** What this task involves **
Restate the material below word for word, from its first line to its last.

** Dataset entries **
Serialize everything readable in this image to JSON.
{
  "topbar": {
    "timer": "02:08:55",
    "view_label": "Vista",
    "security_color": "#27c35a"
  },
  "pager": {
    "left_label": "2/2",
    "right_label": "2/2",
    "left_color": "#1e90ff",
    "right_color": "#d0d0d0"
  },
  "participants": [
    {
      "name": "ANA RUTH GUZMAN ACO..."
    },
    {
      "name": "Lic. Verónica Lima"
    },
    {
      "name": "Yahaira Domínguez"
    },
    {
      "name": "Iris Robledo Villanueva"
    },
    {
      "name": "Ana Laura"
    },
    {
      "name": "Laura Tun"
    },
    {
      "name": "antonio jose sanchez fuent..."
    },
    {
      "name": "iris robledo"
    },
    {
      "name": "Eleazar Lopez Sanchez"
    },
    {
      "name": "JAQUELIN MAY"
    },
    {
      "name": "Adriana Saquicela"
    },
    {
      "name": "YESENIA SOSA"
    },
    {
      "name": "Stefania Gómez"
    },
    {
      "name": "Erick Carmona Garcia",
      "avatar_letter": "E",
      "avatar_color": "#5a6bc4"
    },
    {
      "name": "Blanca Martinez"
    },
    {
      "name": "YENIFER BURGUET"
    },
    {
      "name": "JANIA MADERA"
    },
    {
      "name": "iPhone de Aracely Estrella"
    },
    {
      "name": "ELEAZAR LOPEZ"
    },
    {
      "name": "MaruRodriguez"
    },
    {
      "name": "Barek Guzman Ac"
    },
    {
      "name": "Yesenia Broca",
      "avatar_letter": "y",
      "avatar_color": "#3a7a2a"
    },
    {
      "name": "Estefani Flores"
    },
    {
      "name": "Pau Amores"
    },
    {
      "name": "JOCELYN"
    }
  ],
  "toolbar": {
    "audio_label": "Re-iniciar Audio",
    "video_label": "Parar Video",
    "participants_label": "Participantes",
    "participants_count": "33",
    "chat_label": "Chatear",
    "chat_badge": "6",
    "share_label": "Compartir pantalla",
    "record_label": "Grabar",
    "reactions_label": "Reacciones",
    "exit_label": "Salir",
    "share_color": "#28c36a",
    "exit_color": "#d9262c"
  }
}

** Output for this task **
Serialize everything readable in this image to JSON.
{
  "topbar": {
    "timer": "02:08:55",
    "view_label": "Vista",
    "security_color": "#27c35a"
  },
  "pager": {
    "left_label": "2/2",
    "right_label": "2/2",
    "left_color": "#1e90ff",
    "right_color": "#d0d0d0"
  },
  "participants": [
    {
      "name": "ANA RUTH GUZMAN ACO..."
    },
    {
      "name": "Lic. Verónica Lima"
    },
    {
      "name": "Yahaira Domínguez"
    },
    {
      "name": "Iris Robledo Villanueva"
    },
    {
      "name": "Ana Laura"
    },
    {
      "name": "Laura Tun"
    },
    {
      "name": "antonio jose sanchez fuent..."
    },
    {
      "name": "iris robledo"
    },
    {
      "name": "Eleazar Lopez Sanchez"
    },
    {
      "name": "JAQUELIN MAY"
    },
    {
      "name": "Adriana Saquicela"
    },
    {
      "name": "YESENIA SOSA"
    },
    {
      "name": "Stefania Gómez"
    },
    {
      "name": "Erick Carmona Garcia",
      "avatar_letter": "E",
      "avatar_color": "#5a6bc4"
    },
    {
      "name": "Blanca Martinez"
    },
    {
      "name": "YENIFER BURGUET"
    },
    {
      "name": "JANIA MADERA"
    },
    {
      "name": "iPhone de Aracely Estrella"
    },
    {
      "name": "ELEAZAR LOPEZ"
    },
    {
      "name": "MaruRodriguez"
    },
    {
      "name": "Barek Guzman Ac"
    },
    {
      "name": "Yesenia Broca",
      "avatar_letter": "y",
      "avatar_color": "#3a7a2a"
    },
    {
      "name": "Estefani Flores"
    },
    {
      "name": "Pau Amores"
    },
    {
      "name": "JOCELYN"
    }
  ],
  "toolbar": {
    "audio_label": "Re-iniciar Audio",
    "video_label": "Parar Video",
    "participants_label": "Participantes",
    "participants_count": "33",
    "chat_label": "Chatear",
    "chat_badge": "6",
    "share_label": "Compartir pantalla",
    "record_label": "Grabar",
    "reactions_label": "Reacciones",
    "exit_label": "Salir",
    "share_color": "#28c36a",
    "exit_color": "#d9262c"
  }
}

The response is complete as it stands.